The domestic laying chicken has been intensely selected to be a persistent ovulator. That is, the tendency for broodiness has been nearly eliminated and, given the appropriate lighting and nutrition, many strains of laying hens produce an egg on almost every day. The regulatory mechanisms involved in coordination of neuroendocrine and ovarian events have been well studied and described. In spite of this, there has been little attention focused on the oocyte itself. Recent findings in mammals have indicated that the oocyte produces several oocyte-specific factors, including growth differentiation factor 9 (GDF9) and bone morphogenetic factor 15 (BMP15), which influence the surrounding cells and follicular development. Our studies indicate that GDF9 is present in the hen oocyte and influences granulosa cell proliferation.
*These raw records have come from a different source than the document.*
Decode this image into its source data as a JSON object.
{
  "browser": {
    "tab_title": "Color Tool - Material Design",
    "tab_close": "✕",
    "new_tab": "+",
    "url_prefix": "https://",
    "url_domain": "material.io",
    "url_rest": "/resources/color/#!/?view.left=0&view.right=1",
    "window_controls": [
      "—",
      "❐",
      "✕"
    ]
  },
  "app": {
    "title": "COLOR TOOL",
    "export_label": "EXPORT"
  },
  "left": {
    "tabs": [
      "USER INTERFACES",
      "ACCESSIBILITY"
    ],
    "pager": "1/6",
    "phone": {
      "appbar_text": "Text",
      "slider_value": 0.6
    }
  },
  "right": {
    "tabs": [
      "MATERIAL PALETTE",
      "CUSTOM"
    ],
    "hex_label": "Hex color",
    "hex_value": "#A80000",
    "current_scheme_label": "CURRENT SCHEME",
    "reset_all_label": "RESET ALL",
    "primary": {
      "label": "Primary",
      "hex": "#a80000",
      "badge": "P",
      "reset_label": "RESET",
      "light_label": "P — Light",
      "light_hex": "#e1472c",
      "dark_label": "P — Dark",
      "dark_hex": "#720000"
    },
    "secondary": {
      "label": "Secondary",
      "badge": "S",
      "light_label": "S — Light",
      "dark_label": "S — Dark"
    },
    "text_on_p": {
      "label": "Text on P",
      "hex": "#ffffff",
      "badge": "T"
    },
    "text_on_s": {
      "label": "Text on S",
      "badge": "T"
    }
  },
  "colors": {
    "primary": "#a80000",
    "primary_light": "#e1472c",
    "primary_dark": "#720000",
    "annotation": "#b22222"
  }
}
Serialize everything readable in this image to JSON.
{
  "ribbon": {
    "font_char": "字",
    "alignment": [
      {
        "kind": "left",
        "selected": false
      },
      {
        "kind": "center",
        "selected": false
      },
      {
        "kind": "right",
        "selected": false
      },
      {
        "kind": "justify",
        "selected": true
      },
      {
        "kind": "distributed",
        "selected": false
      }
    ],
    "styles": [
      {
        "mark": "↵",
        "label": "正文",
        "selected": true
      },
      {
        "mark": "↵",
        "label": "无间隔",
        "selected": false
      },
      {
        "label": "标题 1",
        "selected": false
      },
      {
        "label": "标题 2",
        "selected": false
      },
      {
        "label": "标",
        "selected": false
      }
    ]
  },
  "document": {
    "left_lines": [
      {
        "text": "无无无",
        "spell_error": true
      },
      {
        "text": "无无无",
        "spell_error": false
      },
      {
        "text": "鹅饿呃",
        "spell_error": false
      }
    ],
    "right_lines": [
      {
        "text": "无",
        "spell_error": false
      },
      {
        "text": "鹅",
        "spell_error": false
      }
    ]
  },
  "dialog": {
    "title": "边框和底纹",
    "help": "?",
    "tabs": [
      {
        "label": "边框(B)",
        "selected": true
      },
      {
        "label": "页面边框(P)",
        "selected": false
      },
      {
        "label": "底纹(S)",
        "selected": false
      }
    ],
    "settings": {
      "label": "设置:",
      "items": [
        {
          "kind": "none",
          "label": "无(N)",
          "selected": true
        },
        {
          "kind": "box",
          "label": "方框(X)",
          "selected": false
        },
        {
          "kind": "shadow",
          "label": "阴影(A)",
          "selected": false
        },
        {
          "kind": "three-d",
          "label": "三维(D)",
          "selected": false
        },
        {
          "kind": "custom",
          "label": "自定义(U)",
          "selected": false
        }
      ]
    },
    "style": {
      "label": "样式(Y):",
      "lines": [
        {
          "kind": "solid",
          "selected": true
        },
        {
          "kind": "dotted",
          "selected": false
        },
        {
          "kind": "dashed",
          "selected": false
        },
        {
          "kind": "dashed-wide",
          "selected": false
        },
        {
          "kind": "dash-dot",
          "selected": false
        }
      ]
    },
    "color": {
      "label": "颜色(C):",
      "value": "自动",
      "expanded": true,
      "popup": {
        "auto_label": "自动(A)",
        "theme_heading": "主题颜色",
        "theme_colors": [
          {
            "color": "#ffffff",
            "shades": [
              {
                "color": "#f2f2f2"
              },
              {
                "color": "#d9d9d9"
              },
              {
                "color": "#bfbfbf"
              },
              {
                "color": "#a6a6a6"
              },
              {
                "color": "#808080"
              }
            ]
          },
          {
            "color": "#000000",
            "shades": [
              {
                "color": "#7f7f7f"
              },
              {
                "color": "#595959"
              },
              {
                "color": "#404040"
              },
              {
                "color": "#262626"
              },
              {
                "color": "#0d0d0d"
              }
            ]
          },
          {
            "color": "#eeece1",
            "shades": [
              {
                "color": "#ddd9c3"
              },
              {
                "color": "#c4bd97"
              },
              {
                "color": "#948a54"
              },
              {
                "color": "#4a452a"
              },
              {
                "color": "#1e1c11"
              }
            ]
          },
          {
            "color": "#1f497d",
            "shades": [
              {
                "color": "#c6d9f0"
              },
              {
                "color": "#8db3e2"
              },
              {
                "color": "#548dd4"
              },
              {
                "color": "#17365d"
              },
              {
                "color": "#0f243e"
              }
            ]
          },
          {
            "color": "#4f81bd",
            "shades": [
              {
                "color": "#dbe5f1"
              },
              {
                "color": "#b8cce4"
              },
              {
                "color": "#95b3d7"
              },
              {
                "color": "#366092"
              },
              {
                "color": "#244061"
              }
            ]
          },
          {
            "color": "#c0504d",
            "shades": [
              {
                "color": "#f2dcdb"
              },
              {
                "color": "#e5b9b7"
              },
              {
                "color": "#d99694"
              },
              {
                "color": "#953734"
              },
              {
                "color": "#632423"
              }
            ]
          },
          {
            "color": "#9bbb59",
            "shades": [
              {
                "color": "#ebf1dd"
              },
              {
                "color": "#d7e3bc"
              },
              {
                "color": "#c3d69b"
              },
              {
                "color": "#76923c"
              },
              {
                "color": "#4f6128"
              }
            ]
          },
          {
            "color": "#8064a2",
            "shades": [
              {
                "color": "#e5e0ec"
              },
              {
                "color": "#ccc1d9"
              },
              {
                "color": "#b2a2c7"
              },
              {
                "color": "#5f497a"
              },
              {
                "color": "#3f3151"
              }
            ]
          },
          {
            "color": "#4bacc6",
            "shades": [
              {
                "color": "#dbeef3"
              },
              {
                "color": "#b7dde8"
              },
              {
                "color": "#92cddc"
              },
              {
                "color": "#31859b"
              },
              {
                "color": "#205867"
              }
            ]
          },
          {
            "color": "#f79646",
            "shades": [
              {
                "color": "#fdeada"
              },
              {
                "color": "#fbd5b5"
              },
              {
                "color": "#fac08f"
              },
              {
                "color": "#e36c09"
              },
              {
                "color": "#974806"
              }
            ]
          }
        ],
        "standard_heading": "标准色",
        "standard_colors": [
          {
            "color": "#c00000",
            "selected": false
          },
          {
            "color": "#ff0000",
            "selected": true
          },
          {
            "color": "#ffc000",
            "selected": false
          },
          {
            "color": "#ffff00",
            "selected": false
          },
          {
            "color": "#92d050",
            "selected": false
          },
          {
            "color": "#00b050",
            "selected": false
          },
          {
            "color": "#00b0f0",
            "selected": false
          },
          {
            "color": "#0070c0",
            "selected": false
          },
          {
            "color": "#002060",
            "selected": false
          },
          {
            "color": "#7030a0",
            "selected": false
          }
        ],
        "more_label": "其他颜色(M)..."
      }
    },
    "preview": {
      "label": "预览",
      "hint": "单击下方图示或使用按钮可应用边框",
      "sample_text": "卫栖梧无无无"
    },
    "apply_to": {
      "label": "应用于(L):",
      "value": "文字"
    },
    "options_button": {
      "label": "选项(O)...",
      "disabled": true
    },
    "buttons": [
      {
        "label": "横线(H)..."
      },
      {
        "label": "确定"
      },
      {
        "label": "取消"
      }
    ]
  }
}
Additionally, Bmp15 mRNA is most abundant in oocytes of small follicles and stimulates an increase in follicle stimulating hormone (FSH) receptor mRNA in granulosa cells. BMP15 also enhances yolk uptake in growing follicles by decreasing tight junctions between granulosa cells. These studies indicate that the oocyte likely contributes to follicle development. Commercial laying hens also spontaneously develop ovarian cancer at a high rate, and susceptibility to this disease has been associated with ovulatory events in women. Studies have shown that ovulation, or events associated with ovulation, increase the prevalence of ovarian cancer in hens. Inhibition of ovulation in hens through a hormonal strategy mimicking oral contraceptives results in a decrease of ovarian cancer incidence. Recent studies in women have suggested that some ovarian tumors may arise from the distal oviduct. Gene expression profiles in very early stage tumors from hens show a high expression of oviduct-related genes, supporting the possibility of oviduct origin for some ovarian tumors. Genetic selection for high productivity in commercial laying hens has generated an efficient and valuable food source as well as an important animal model for human ovarian cancer.
© 2015 Poultry Science Association Inc.